Including the remains of sluice gates on the dam, plenty of other mysterious design elements and ruins are found across the banks; their purposes have still not been speculated. Apart from its engineering brilliance, the reservoir today has become a quintessential part of the region’s ecosystem, and thus it supports a wider variety of birds and animals. Furthermore, it has also become a popular tourist attraction in the area where travellers could embark on a boat ride amidst the tank’s surreal waters. Of course, you could see a part of the reservoir from the comfort of our resort establishment, but if you wish to explore more, tours to the reserve along with boat rides can be arranged by contacting the front desk.

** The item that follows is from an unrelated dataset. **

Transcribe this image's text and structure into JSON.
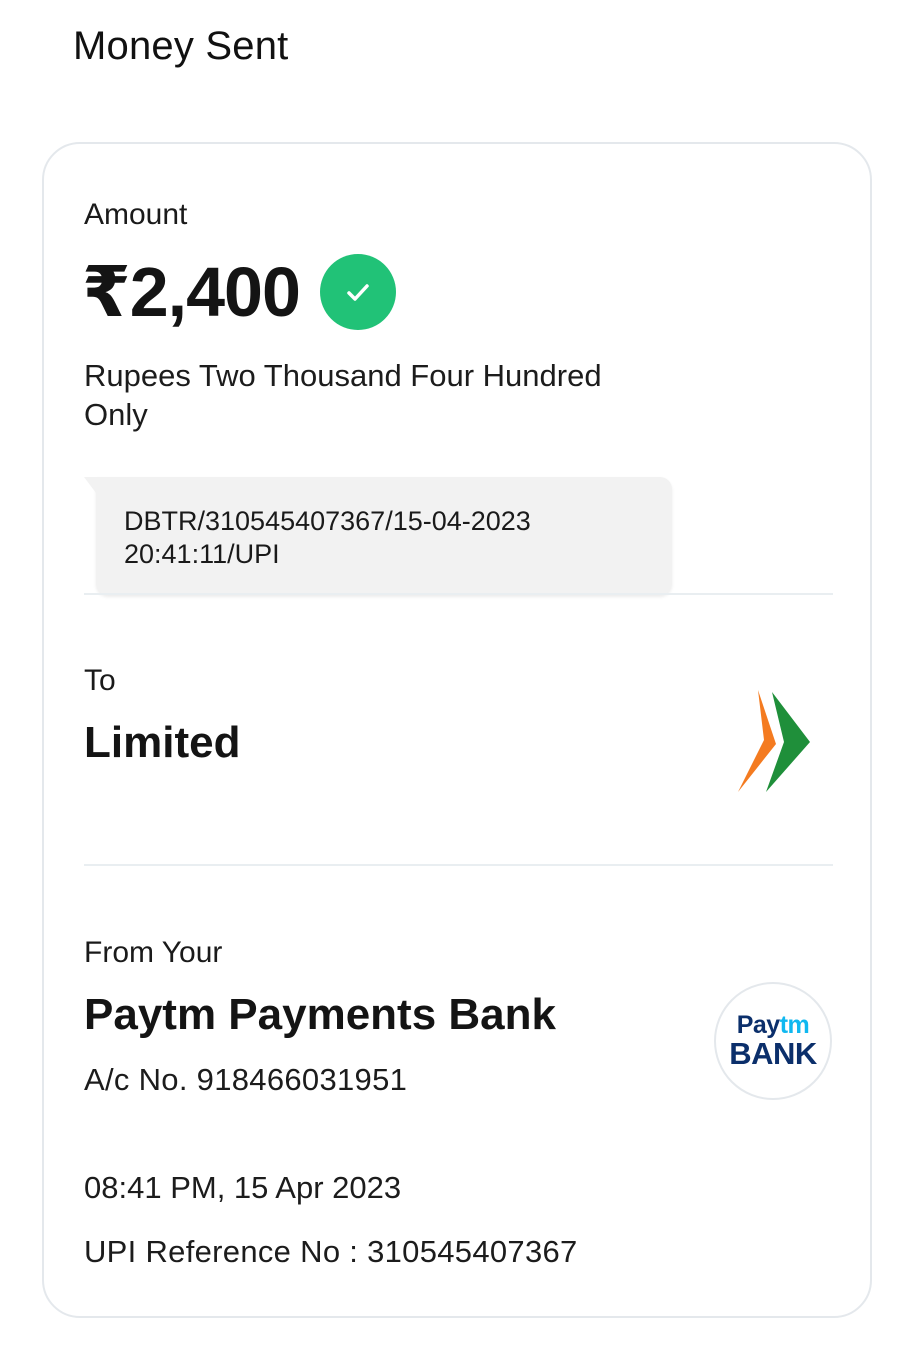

Parakrama Samudra, also known as the Sea of King Parakramabahu, was a solution to Sri Lanka's lack of regular water for agriculture. It was constructed in Polonnaruwa by King Parakramabahu I during his reign from 1153 AD to 1186 AD. Originally consisting of five large reservoirs, including Thopa Vewa, built in 386 AD, the system was expanded. In addition, many smaller reservoirs were built around the primary reservoirs to regulate water flow.
However, during reconstructions in the 19th century, a new structural error caused the water to flow to Bhu Vewa instead of Thopa Vewa. As a result, engineers built a temporary dam to halt the water flow, permanently separating the last two reservoirs from the system and reducing the reservoir's capacity. The reconstructions also ignored the complex ancient technology used in the original construction.
Today, Parakrama Samudra has a length of 14km (8 ½ miles), a height of 12.2m (40 feet) from the outside, and an average depth of 25 feet. Although smaller than the original system, it remains an important water source for agriculture in Sri Lanka.